New Gear: Phorus Play-Fi Wireless Music System

Another day, another dock - but wait. There's no dock on the new Phorus PS1 ($199). It's just a shelf. And the little Phorus PR1 ($149). That's no dock either. . .

What's going on here? A recognition that while not everybody has or wants an iOS device, they all want wireless audio - that's what.

Earlier this afternoon S+V got a demo of the new whole-house wireless system from DTS subsidiary Phorus, and in the process a demo of DTS' new Play-Fi wireless audio platform. Like Apple's AirPlay, Play-Fi piggybacks its streams on your existing Wi-Fi network, meaning there's no need for an application-specific router or bridge, or for the devices to establish their own network as happens in Sonos' system - thus the individual units (and thus the overall system) can be less expensive. Management of the system is handled - as is the fashion these days - by an Android app. Streaming is lossless, up to 16 bit/44.1 kHz resolution (sorry, high-resolution fans).

The app can stream content stored on your device or from a NAS or computer on the same wireless network; multiple devices can send audio to any PS1 or PR1 on a given network, with new devices able to kick already-playing devices off. One stream per device, however. Both PS1 and PR1 will charge your device over USB, and as I mentioned above, the PS1 includes a dock like shelf on which to park your phone or tablet.

Like most Android-focused "docks," the Phorus units include Bluetooth, but that's only there as a backup - with iOS devices in mind.

Today's demo involved a hotel suite set up with several PS1 speakers and PR1 receivers hooked up to various systems. Setup of devices was quick and easy, requiring no cryptic codes or blinking LED patterns. The app handles Wi-Fi login, letting you enter a single password to sign all PS1 and PR1 devices onto your network in one fell swoop; thereafter you can give them names, or you can deal with such niceties later. The app then automatically indexes the music files on your device, and you can get started playing music right away.

Play-Fi runs in the background, letting you do other stuff with your Android device while you listen. You can't send audio through Play-Fi from your other apps, but DTS/Phorus is working on access to streaming services; Pandora was an option during the demo (you can also use Bluetooth to stream from other audio apps on your phone, though you can't take advantage of Play-Fi benefits, like lossless streaming). If you're carrying your device around, you can send your audio stream to various combinations of playback devices on your network with no perceptible lag. Functionality in the demo I saw was smooth and polished.
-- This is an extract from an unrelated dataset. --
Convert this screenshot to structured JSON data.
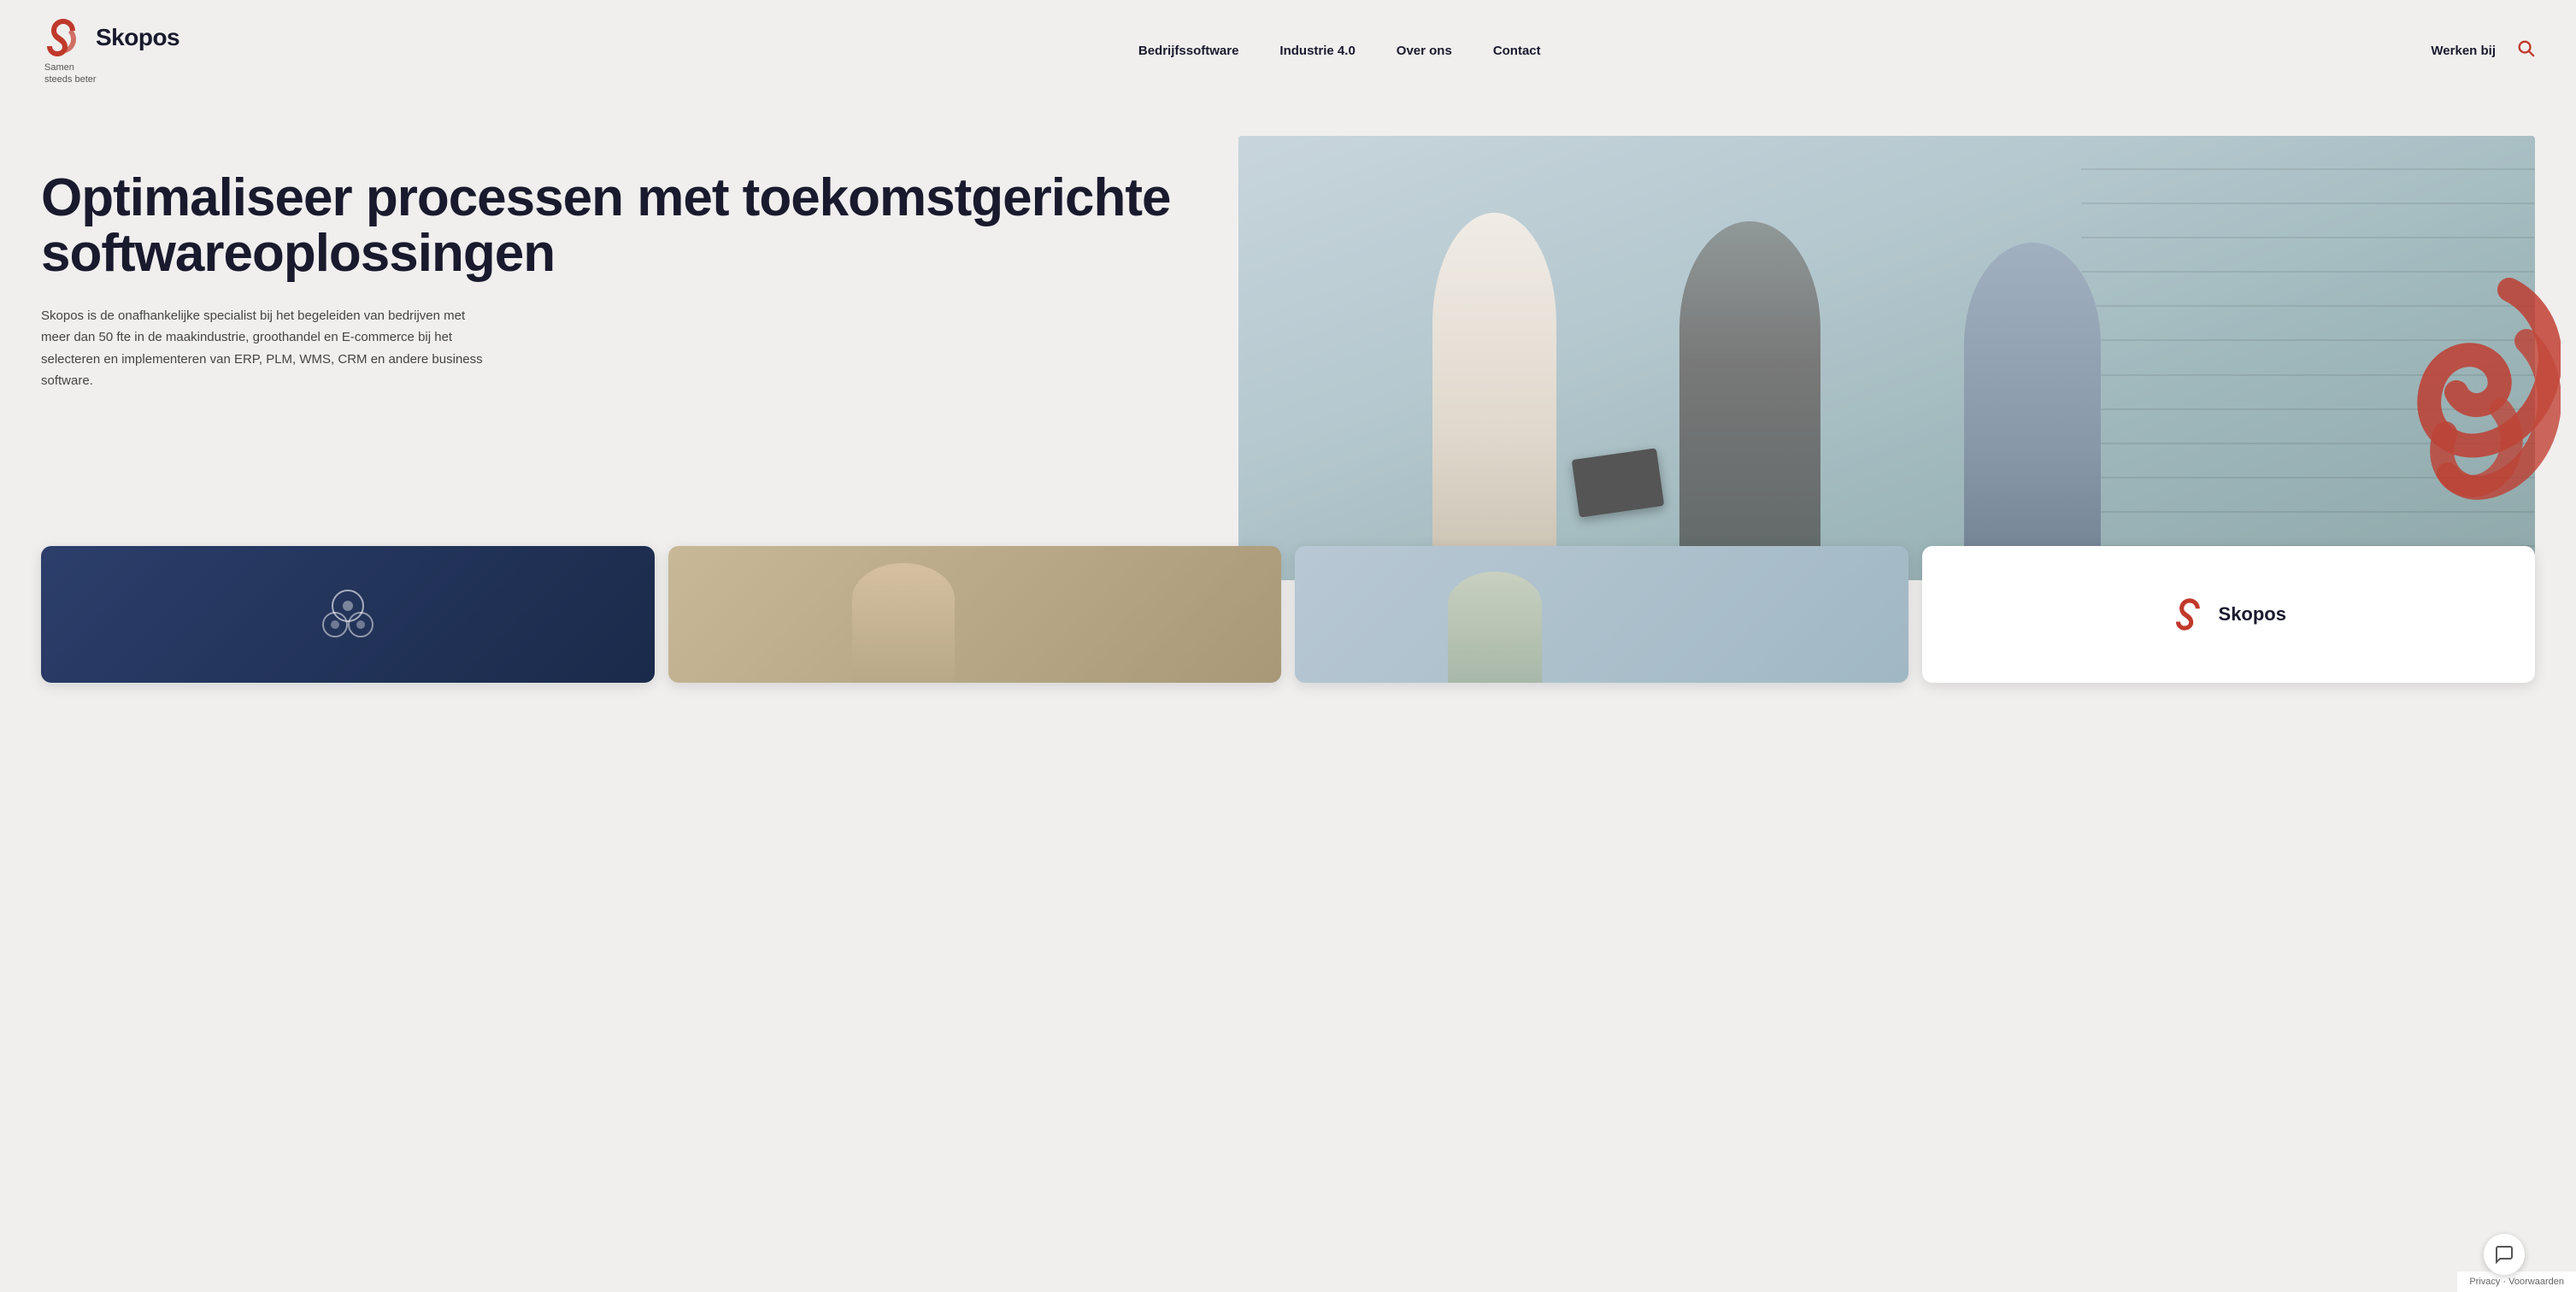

The PS1 sounded good and played quite loudly - the goal with these sorts of designs is "room-filling sound" and it certainly delivered. If you prefer to roll your own system, the PR1 offers an analog output.

The long-term plan is that Play-Fi will make its way into a broad range of devices, though other partners have not yet been announced. Phorus' systems are a nice proof of concept, and an inexpensive way to get into mobile device based audio. And you can order one right now; units will be available October 1.